There is definitely a line where experimentation can go too far, though, at least for me. If the form of the story is so creative and different that I can’t understand or follow it, then even if I might appreciate what the writer was trying to do, it might not really work for me as a story. I’d say I’m probably a six on your scale.  
6) If you could speak directly to a potential submitter as a voice in their head, like their 'submission conscience', neither angel nor devil but bookish nerd that wants the person to have the best chance with their submission as possible, what would you want them to be sure to do or consider when submitting? 
TL;DR Please consider this when submitting.
Just do your best to follow the guidelines. I keep word counts slightly flexible on purpose. If I say I’ll read stories up to 4,000 words, and you've got your story exactly where you want it at 4,005 words, I don’t want you to shave off five of them to fit what is in reality a pretty arbitrary number. I like to see what people want to show me. 
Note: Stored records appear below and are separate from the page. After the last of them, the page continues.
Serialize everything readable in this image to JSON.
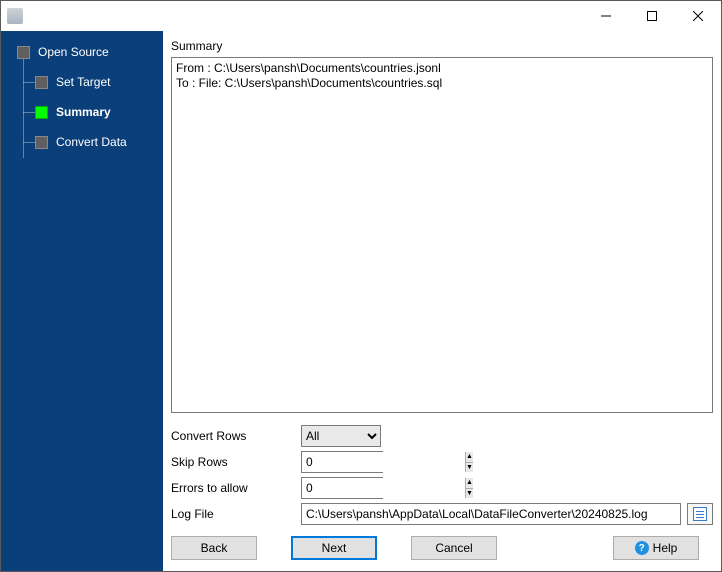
{
  "titlebar": {
    "title": ""
  },
  "sidebar": {
    "items": [
      {
        "label": "Open Source"
      },
      {
        "label": "Set Target"
      },
      {
        "label": "Summary"
      },
      {
        "label": "Convert Data"
      }
    ]
  },
  "main": {
    "section_label": "Summary",
    "summary_text": "From : C:\\Users\\pansh\\Documents\\countries.jsonl\nTo : File: C:\\Users\\pansh\\Documents\\countries.sql",
    "options": {
      "convert_rows_label": "Convert Rows",
      "convert_rows_value": "All",
      "skip_rows_label": "Skip Rows",
      "skip_rows_value": "0",
      "errors_label": "Errors to allow",
      "errors_value": "0",
      "log_file_label": "Log File",
      "log_file_value": "C:\\Users\\pansh\\AppData\\Local\\DataFileConverter\\20240825.log"
    }
  },
  "footer": {
    "back": "Back",
    "next": "Next",
    "cancel": "Cancel",
    "help": "Help"
  }
}
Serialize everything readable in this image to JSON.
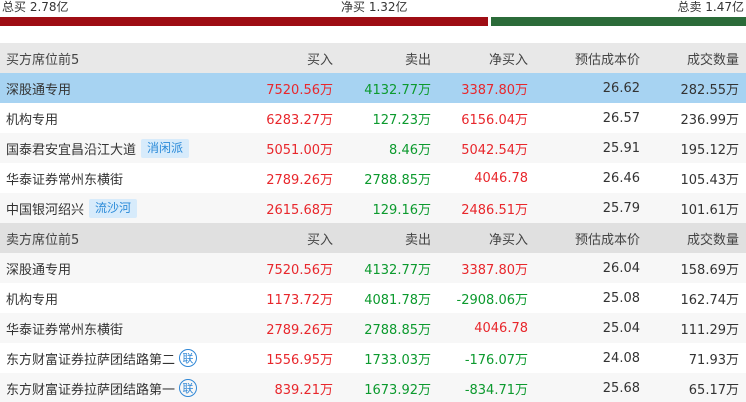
{
  "summary": {
    "total_buy": "总买 2.78亿",
    "net_buy": "净买 1.32亿",
    "total_sell": "总卖 1.47亿",
    "buy_ratio": 0.654,
    "colors": {
      "buy": "#9e0d14",
      "sell": "#2b6b39"
    }
  },
  "buy_section": {
    "headers": {
      "name": "买方席位前5",
      "buy": "买入",
      "sell": "卖出",
      "net": "净买入",
      "cost": "预估成本价",
      "volume": "成交数量"
    },
    "rows": [
      {
        "name": "深股通专用",
        "tag": "",
        "lian": "",
        "buy": "7520.56万",
        "sell": "4132.77万",
        "net": "3387.80万",
        "net_color": "red",
        "cost": "26.62",
        "volume": "282.55万"
      },
      {
        "name": "机构专用",
        "tag": "",
        "lian": "",
        "buy": "6283.27万",
        "sell": "127.23万",
        "net": "6156.04万",
        "net_color": "red",
        "cost": "26.57",
        "volume": "236.99万"
      },
      {
        "name": "国泰君安宜昌沿江大道",
        "tag": "消闲派",
        "lian": "",
        "buy": "5051.00万",
        "sell": "8.46万",
        "net": "5042.54万",
        "net_color": "red",
        "cost": "25.91",
        "volume": "195.12万"
      },
      {
        "name": "华泰证券常州东横街",
        "tag": "",
        "lian": "",
        "buy": "2789.26万",
        "sell": "2788.85万",
        "net": "4046.78",
        "net_color": "red",
        "cost": "26.46",
        "volume": "105.43万"
      },
      {
        "name": "中国银河绍兴",
        "tag": "流沙河",
        "lian": "",
        "buy": "2615.68万",
        "sell": "129.16万",
        "net": "2486.51万",
        "net_color": "red",
        "cost": "25.79",
        "volume": "101.61万"
      }
    ]
  },
  "sell_section": {
    "headers": {
      "name": "卖方席位前5",
      "buy": "买入",
      "sell": "卖出",
      "net": "净买入",
      "cost": "预估成本价",
      "volume": "成交数量"
    },
    "rows": [
      {
        "name": "深股通专用",
        "tag": "",
        "lian": "",
        "buy": "7520.56万",
        "sell": "4132.77万",
        "net": "3387.80万",
        "net_color": "red",
        "cost": "26.04",
        "volume": "158.69万"
      },
      {
        "name": "机构专用",
        "tag": "",
        "lian": "",
        "buy": "1173.72万",
        "sell": "4081.78万",
        "net": "-2908.06万",
        "net_color": "green",
        "cost": "25.08",
        "volume": "162.74万"
      },
      {
        "name": "华泰证券常州东横街",
        "tag": "",
        "lian": "",
        "buy": "2789.26万",
        "sell": "2788.85万",
        "net": "4046.78",
        "net_color": "red",
        "cost": "25.04",
        "volume": "111.29万"
      },
      {
        "name": "东方财富证券拉萨团结路第二",
        "tag": "",
        "lian": "联",
        "buy": "1556.95万",
        "sell": "1733.03万",
        "net": "-176.07万",
        "net_color": "green",
        "cost": "24.08",
        "volume": "71.93万"
      },
      {
        "name": "东方财富证券拉萨团结路第一",
        "tag": "",
        "lian": "联",
        "buy": "839.21万",
        "sell": "1673.92万",
        "net": "-834.71万",
        "net_color": "green",
        "cost": "25.68",
        "volume": "65.17万"
      }
    ]
  }
}
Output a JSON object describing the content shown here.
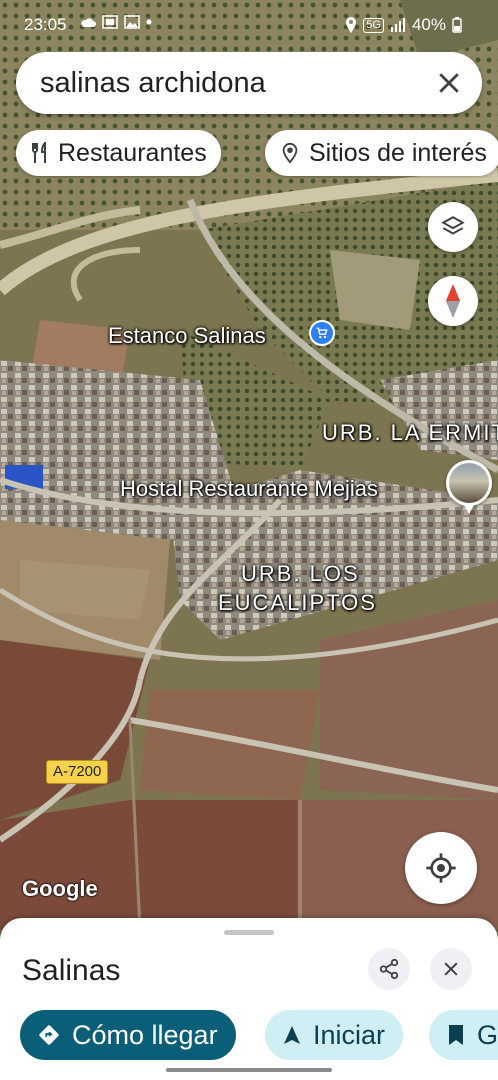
{
  "status_bar": {
    "time": "23:05",
    "network": "5G",
    "battery": "40%",
    "left_icons": [
      "cloud-icon",
      "cast-icon",
      "image-icon",
      "dot-icon"
    ],
    "right_icons": [
      "location-icon",
      "signal-icon",
      "battery-icon"
    ]
  },
  "search": {
    "query": "salinas archidona",
    "clear_icon": "close-icon"
  },
  "chips": [
    {
      "label": "Restaurantes",
      "icon": "fork-knife-icon"
    },
    {
      "label": "Sitios de interés",
      "icon": "camera-pin-icon"
    }
  ],
  "map": {
    "labels": {
      "estanco": "Estanco Salinas",
      "urb_ermita": "URB. LA ERMITA",
      "hostal": "Hostal Restaurante Mejias",
      "urb_eucaliptos_1": "URB. LOS",
      "urb_eucaliptos_2": "EUCALIPTOS",
      "road": "A-7200",
      "logo": "Google"
    },
    "buttons": [
      "layers-icon",
      "compass-icon",
      "my-location-icon"
    ]
  },
  "sheet": {
    "title": "Salinas",
    "actions": [
      {
        "label": "Cómo llegar",
        "icon": "directions-icon"
      },
      {
        "label": "Iniciar",
        "icon": "navigation-arrow-icon"
      },
      {
        "label": "Guardar",
        "icon": "bookmark-icon"
      }
    ]
  },
  "colors": {
    "primary_action": "#0b5e77",
    "secondary_action": "#cfeff5",
    "poi_blue": "#2f7ff5",
    "compass_red": "#e2412f"
  }
}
That said, this is an online journal, and I typically publish shorter pieces. They are easier to read in an online format. Please don’t send me novels or other book manuscripts, a 10,000-word story, a series of twenty epic poems, or anything that goes too far beyond the bounds of what the guidelines suggest.  

Obviously, as with any journal, if you are simultaneously submitting, and one of your pieces gets accepted elsewhere, please withdraw it as soon as possible. 

Other than that, as long as it fits the guidelines, go ahead and try; I’m open to a lot of different topics and forms of writing. It may already be apparent here, but I appreciate both a “less is more” and a “more is more” aesthetic, in a lot of different ways. 

For less experienced writers, I just want to add that rejection is unfortunately a big part of the submission process, both for writers and for editors. I don’t like turning down work, but the fact is that I read hundreds of submissions for every one that I accept. If you submit to the Apple Valley Review, and your piece isn’t accepted, but you have another that you think might be a good fit, please feel free to try us again. You’re not bothering me! I like to read. 


At this point our spy realized that Leah Browning had slowly been walking backwards during their conversation and as she finished her final answer, expertly timed and in stride, she stepped inside her door and slammed it on our spy's face. I have done it, it's a spy after all, and in all honesty Leah Browning was a gracious host. But not every journal will be quite so accommodating—because of that we'll keep reporting back from the various assignments of our Spy in the Slushpile.